[oracle@ora-vm1 ICC]$ sar -u 5 100
Linux 2.6.18-92.1.18.el5 (ora-vm1.intra)        12/23/2008

12:06:48 PM       CPU     %user     %nice   %system   %iowait    %steal     %idle
12:06:53 PM       all      0.30      0.00      1.90      2.30      0.00     95.51
12:06:58 PM       all      0.10      0.00      1.80      1.60      0.00     96.50
12:07:03 PM       all      7.51      0.00     15.92      0.70      0.00     75.88
12:07:08 PM       all     12.90      0.00     42.20      0.10      0.00     44.80
12:07:13 PM       all     13.60      0.00     40.80      0.50      0.00     45.10
12:07:18 PM       all     13.00      0.00     41.80      0.60      0.00     44.60
12:07:23 PM       all     14.09      0.00     40.16      0.40      0.00     45.35
12:07:28 PM       all     13.09      0.00     41.66      0.50      0.00     44.76
12:07:33 PM       all     13.00      0.00     41.40      0.50      0.00     45.10
12:07:38 PM       all     14.79      0.00     40.66      0.20      0.00     44.36
12:07:43 PM       all     15.02      0.00     39.84      0.30      0.00     44.84
12:07:48 PM       all     13.10      0.00     41.90      0.60      0.00     44.40
12:07:53 PM       all     14.99      0.00     40.06      0.70      0.00     44.26
12:07:58 PM       all      4.20      0.00     12.91      0.60      0.00     82.28

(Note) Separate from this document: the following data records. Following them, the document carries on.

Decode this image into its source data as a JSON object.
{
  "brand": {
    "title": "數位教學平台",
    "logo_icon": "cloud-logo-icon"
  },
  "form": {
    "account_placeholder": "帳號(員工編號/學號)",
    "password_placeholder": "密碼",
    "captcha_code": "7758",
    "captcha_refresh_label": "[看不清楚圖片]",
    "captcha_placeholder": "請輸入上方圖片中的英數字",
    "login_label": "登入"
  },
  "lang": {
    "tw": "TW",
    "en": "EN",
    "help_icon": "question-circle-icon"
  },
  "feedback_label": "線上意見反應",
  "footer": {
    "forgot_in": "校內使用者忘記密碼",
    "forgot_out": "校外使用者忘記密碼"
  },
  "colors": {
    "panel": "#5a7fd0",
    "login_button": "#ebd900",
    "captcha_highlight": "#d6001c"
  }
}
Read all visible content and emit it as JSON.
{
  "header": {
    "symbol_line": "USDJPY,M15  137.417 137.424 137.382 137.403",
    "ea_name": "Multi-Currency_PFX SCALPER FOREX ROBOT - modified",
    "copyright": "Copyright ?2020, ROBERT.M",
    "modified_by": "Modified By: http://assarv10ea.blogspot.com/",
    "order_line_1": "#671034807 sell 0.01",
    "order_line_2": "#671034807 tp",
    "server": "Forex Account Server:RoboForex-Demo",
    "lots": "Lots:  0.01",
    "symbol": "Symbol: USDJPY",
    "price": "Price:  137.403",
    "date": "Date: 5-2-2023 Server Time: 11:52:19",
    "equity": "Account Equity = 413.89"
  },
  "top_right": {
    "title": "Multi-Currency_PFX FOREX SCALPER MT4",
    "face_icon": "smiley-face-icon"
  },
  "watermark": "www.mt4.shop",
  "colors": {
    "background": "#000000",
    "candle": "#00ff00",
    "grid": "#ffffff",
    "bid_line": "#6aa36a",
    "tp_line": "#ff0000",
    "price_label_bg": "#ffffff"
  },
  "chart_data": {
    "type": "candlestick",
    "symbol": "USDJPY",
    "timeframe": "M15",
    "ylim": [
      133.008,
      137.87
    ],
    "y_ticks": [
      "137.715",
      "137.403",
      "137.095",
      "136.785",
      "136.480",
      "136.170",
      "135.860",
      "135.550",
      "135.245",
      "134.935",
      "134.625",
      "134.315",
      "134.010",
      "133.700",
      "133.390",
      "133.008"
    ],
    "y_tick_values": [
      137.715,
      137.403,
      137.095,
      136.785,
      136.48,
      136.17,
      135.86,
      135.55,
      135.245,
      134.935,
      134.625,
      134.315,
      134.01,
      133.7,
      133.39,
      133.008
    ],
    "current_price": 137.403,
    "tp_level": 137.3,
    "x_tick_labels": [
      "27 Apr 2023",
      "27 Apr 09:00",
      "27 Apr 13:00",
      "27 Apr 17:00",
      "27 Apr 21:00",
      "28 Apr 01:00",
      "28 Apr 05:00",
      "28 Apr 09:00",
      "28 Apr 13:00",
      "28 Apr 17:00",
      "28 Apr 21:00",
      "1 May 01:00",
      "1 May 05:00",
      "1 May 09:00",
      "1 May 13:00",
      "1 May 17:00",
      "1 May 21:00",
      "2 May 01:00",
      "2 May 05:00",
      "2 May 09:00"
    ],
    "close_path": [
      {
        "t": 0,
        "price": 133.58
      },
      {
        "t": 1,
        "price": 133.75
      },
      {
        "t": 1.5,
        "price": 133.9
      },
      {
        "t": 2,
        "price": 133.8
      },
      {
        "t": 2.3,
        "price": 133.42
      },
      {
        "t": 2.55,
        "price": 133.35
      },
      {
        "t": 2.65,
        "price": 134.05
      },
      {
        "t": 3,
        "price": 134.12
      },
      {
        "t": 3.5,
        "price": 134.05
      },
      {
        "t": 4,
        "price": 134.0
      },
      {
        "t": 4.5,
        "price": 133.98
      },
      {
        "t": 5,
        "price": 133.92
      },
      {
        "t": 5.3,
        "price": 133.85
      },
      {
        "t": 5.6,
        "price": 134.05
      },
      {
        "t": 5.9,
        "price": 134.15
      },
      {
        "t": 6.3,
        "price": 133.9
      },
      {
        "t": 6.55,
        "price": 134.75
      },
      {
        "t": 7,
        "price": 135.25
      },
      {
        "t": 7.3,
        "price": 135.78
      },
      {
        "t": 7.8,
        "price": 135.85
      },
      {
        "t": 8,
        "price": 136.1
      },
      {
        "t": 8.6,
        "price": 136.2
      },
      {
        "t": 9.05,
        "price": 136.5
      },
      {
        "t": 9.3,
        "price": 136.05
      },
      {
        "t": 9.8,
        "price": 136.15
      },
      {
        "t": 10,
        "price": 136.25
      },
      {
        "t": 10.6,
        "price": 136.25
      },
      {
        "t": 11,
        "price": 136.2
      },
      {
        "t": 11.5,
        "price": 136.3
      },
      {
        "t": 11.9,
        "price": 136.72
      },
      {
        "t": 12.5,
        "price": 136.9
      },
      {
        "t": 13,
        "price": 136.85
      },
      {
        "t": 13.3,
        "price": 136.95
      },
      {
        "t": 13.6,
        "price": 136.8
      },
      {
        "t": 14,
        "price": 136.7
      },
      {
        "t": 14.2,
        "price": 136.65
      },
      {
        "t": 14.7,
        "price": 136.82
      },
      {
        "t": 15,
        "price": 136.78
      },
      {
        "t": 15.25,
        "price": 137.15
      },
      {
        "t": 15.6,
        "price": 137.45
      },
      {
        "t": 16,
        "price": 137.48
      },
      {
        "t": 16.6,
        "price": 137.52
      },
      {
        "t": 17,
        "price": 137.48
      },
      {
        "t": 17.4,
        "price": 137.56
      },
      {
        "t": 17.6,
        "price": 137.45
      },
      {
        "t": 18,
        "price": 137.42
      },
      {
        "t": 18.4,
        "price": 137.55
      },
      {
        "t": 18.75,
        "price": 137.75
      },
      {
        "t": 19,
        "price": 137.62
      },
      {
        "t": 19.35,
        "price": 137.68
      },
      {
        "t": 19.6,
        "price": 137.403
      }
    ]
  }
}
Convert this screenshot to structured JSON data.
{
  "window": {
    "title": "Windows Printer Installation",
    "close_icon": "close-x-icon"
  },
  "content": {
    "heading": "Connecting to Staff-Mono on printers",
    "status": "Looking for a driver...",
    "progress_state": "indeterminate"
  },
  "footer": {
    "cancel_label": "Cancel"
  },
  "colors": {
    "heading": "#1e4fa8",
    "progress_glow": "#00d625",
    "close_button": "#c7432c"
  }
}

12:08:03 PM       all      0.30      0.00      1.50      1.00      0.00     97.20